Does a logo in your emails affect perceptions of your business?
Most businesses have a logo. And many use them in their emails. But does having a logo and including it in your email signature actually affect what your potential customers think of your business? Well, we put it to the test.
We had 400 people from Amazon MTurk participate in a survey experiment, a vignette scenario involving a business email from a hypothetical company, ACC Accounting. The email either included or did not include a logo, randomly assigned as a randomized controlled trial. Participants then rated a series of outcome measures on a 1-7 scale with the preceding question "To what extent do you think each of the following words describe this company? (1 = Not at all; 7 = Extremely)." The four outcome words included: * Friendly * Professional * Competent * Trustworthy
The scenario participants read is as follows:
Imagine that you still work in the accounting department of the clothing store. Your team is looking for new accounting software, and you have been tasked with helping them identify and rate potential vendors. You receive the email below from one such vendor, ACC Inc.
From: firstname.lastname@example.org Sent: Tuesday, May 26, 2020, 11:02 AM To: email@example.com Subject: Accounting Software
If you're in the market for new accounting software we have a variety of packages from low-cost to state-of-the-art. Our software has been around for 5 years and is very user friendly.
If you'd like to schedule a demo please let me know.
Thank you, Andrew
Andrew Miller Sales Manager ACC Inc. www.acc_accounting.com firstname.lastname@example.org

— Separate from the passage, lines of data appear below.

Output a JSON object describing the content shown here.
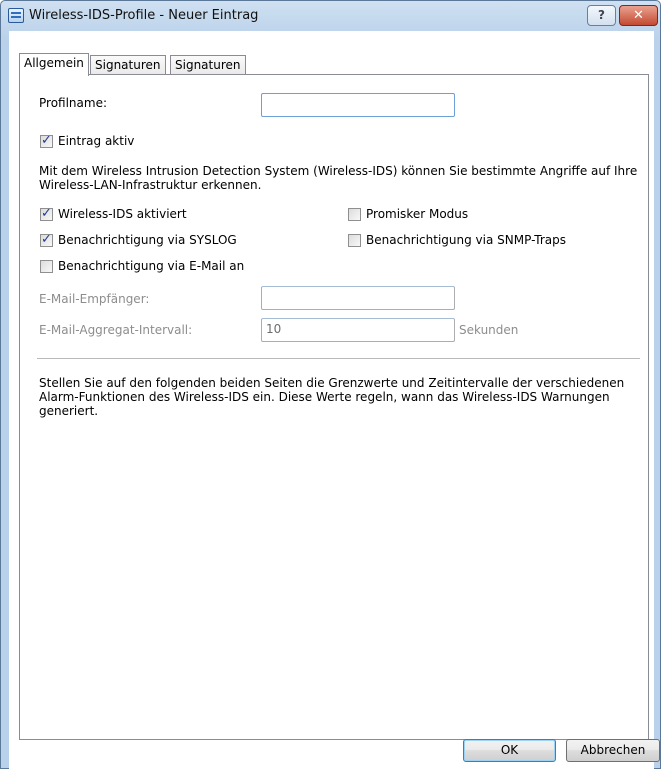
{
  "window": {
    "title": "Wireless-IDS-Profile - Neuer Eintrag",
    "help_label": "?",
    "close_label": "✕",
    "title_icon": "window-list-icon"
  },
  "tabs": [
    {
      "label": "Allgemein",
      "active": true
    },
    {
      "label": "Signaturen",
      "active": false
    },
    {
      "label": "Signaturen",
      "active": false
    }
  ],
  "form": {
    "profile_name_label": "Profilname:",
    "profile_name_value": "",
    "entry_active_label": "Eintrag aktiv",
    "entry_active_checked": true,
    "intro_text": "Mit dem Wireless Intrusion Detection System (Wireless-IDS) können Sie bestimmte Angriffe auf Ihre Wireless-LAN-Infrastruktur erkennen.",
    "options": {
      "ids_enabled": {
        "label": "Wireless-IDS aktiviert",
        "checked": true
      },
      "promiscuous": {
        "label": "Promisker Modus",
        "checked": false
      },
      "notify_syslog": {
        "label": "Benachrichtigung via SYSLOG",
        "checked": true
      },
      "notify_snmp": {
        "label": "Benachrichtigung via SNMP-Traps",
        "checked": false
      },
      "notify_email": {
        "label": "Benachrichtigung via E-Mail an",
        "checked": false
      }
    },
    "email_recipient_label": "E-Mail-Empfänger:",
    "email_recipient_value": "",
    "email_interval_label": "E-Mail-Aggregat-Intervall:",
    "email_interval_value": "10",
    "email_interval_unit": "Sekunden",
    "footer_text": "Stellen Sie auf den folgenden beiden Seiten die Grenzwerte und Zeitintervalle der verschiedenen Alarm-Funktionen des Wireless-IDS ein. Diese Werte regeln, wann das Wireless-IDS Warnungen generiert."
  },
  "buttons": {
    "ok": "OK",
    "cancel": "Abbrechen"
  }
}
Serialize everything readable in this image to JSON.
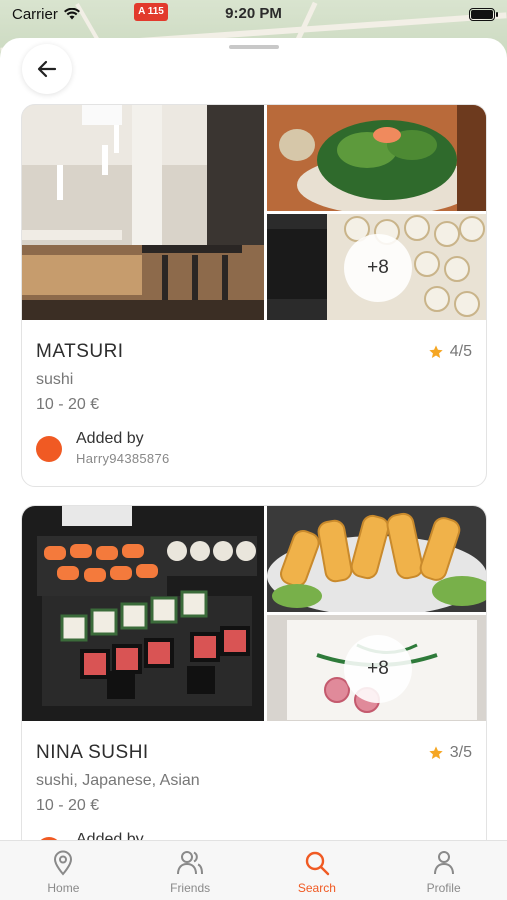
{
  "status_bar": {
    "carrier": "Carrier",
    "time": "9:20 PM",
    "road_sign": "A 115"
  },
  "restaurants": [
    {
      "name": "MATSURI",
      "cuisine": "sushi",
      "price": "10 - 20 €",
      "rating": "4/5",
      "more_photos": "+8",
      "added_by_label": "Added by",
      "added_by_user": "Harry94385876"
    },
    {
      "name": "NINA SUSHI",
      "cuisine": "sushi, Japanese, Asian",
      "price": "10 - 20 €",
      "rating": "3/5",
      "more_photos": "+8",
      "added_by_label": "Added by",
      "added_by_user": ""
    }
  ],
  "tabs": [
    {
      "label": "Home",
      "icon": "location-pin-icon"
    },
    {
      "label": "Friends",
      "icon": "friends-icon"
    },
    {
      "label": "Search",
      "icon": "search-icon",
      "active": true
    },
    {
      "label": "Profile",
      "icon": "profile-icon"
    }
  ],
  "colors": {
    "accent": "#f05a23",
    "star": "#f5a623"
  }
}
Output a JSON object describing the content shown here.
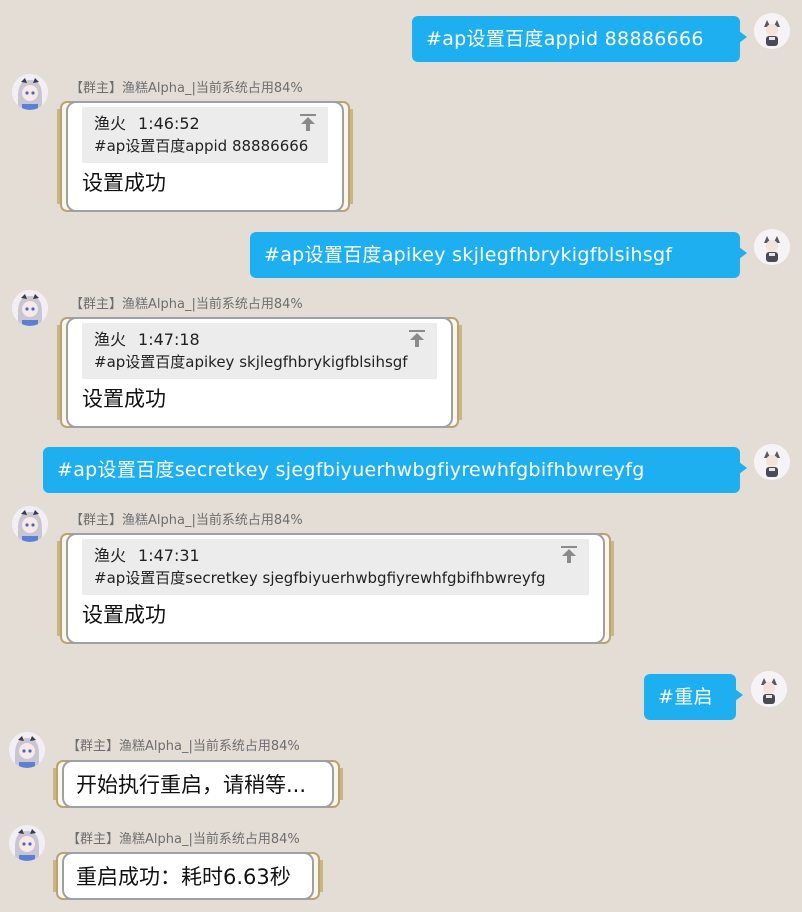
{
  "chat": {
    "messages": [
      {
        "kind": "out",
        "text": "#ap设置百度appid 88886666"
      },
      {
        "kind": "in",
        "sender": "【群主】渔糕Alpha_|当前系统占用84%",
        "quote": {
          "name": "渔火",
          "time": "1:46:52",
          "text": "#ap设置百度appid 88886666"
        },
        "reply": "设置成功"
      },
      {
        "kind": "out",
        "text": "#ap设置百度apikey skjlegfhbrykigfblsihsgf"
      },
      {
        "kind": "in",
        "sender": "【群主】渔糕Alpha_|当前系统占用84%",
        "quote": {
          "name": "渔火",
          "time": "1:47:18",
          "text": "#ap设置百度apikey skjlegfhbrykigfblsihsgf"
        },
        "reply": "设置成功"
      },
      {
        "kind": "out",
        "text": "#ap设置百度secretkey sjegfbiyuerhwbgfiyrewhfgbifhbwreyfg"
      },
      {
        "kind": "in",
        "sender": "【群主】渔糕Alpha_|当前系统占用84%",
        "quote": {
          "name": "渔火",
          "time": "1:47:31",
          "text": "#ap设置百度secretkey sjegfbiyuerhwbgfiyrewhfgbifhbwreyfg"
        },
        "reply": "设置成功"
      },
      {
        "kind": "out",
        "text": "#重启"
      },
      {
        "kind": "in",
        "sender": "【群主】渔糕Alpha_|当前系统占用84%",
        "reply": "开始执行重启，请稍等..."
      },
      {
        "kind": "in",
        "sender": "【群主】渔糕Alpha_|当前系统占用84%",
        "reply": "重启成功：耗时6.63秒"
      }
    ]
  },
  "icons": {
    "user_avatar": "user-avatar-icon",
    "bot_avatar": "bot-avatar-icon",
    "quote_jump": "jump-to-original-icon"
  },
  "colors": {
    "background": "#e3ddd6",
    "outgoing_bubble": "#1daff0",
    "incoming_card": "#ffffff",
    "frame_gold": "#b9a273"
  }
}
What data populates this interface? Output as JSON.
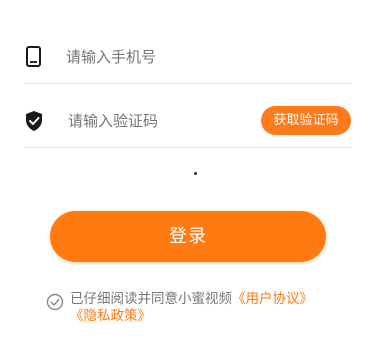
{
  "form": {
    "phone_placeholder": "请输入手机号",
    "code_placeholder": "请输入验证码",
    "get_code_label": "获取验证码",
    "login_label": "登录"
  },
  "agreement": {
    "prefix": "已仔细阅读并同意小蜜视频",
    "user_agreement": "《用户协议》",
    "privacy_policy": "《隐私政策》"
  },
  "icons": {
    "phone": "phone-icon",
    "shield": "shield-check-icon",
    "check": "check-circle-icon"
  },
  "colors": {
    "accent": "#ff7a10",
    "placeholder": "#b5b5b5",
    "divider": "#e6e6e6"
  }
}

Including your company’s logo at the bottom of an email does appear to have a small effect on recipients’ perceptions of your company. Including a simple logo at the bottom of the email significantly increased perceptions of trustworthiness by 0.30 points (p = 0.031) and competence by 0.248 points (p = 0.041). There was also a marginally significant increase in perceived friendliness by 0.229 (p = 0.082). There was no effect of email signature on perceived professionalism (0.157 points; p = 0.241). There were no interactive effects of including or excluding the email signature contact info above the logo, nor for age or gender.
Our simple logo helped make our business look slightly more competent and trustworthy to our email readers. It's not a huge boost, but our logo wasn't exactly a masterpiece. So if you're on the fence about establishing a logo for your business, and you have the resources to do it, our advice is to go for it.
We used ordinary least squares (OLS) regression analyses to test for significant differences in perceived friendliness, professionalism, competence, and trust between the logo and no-logo conditions. For significant differences, the difference between the two groups' averages would be large and its corresponding “p-value” would be small. If the p-value is less than 0.05, we consider the difference statistically significant, meaning we'd likely find a similar effect if we ran the study again with this population. To test whether differences for specific groups differ significantly from their counterparts (e.g., men vs. women) we used OLS regression analyses with interaction terms.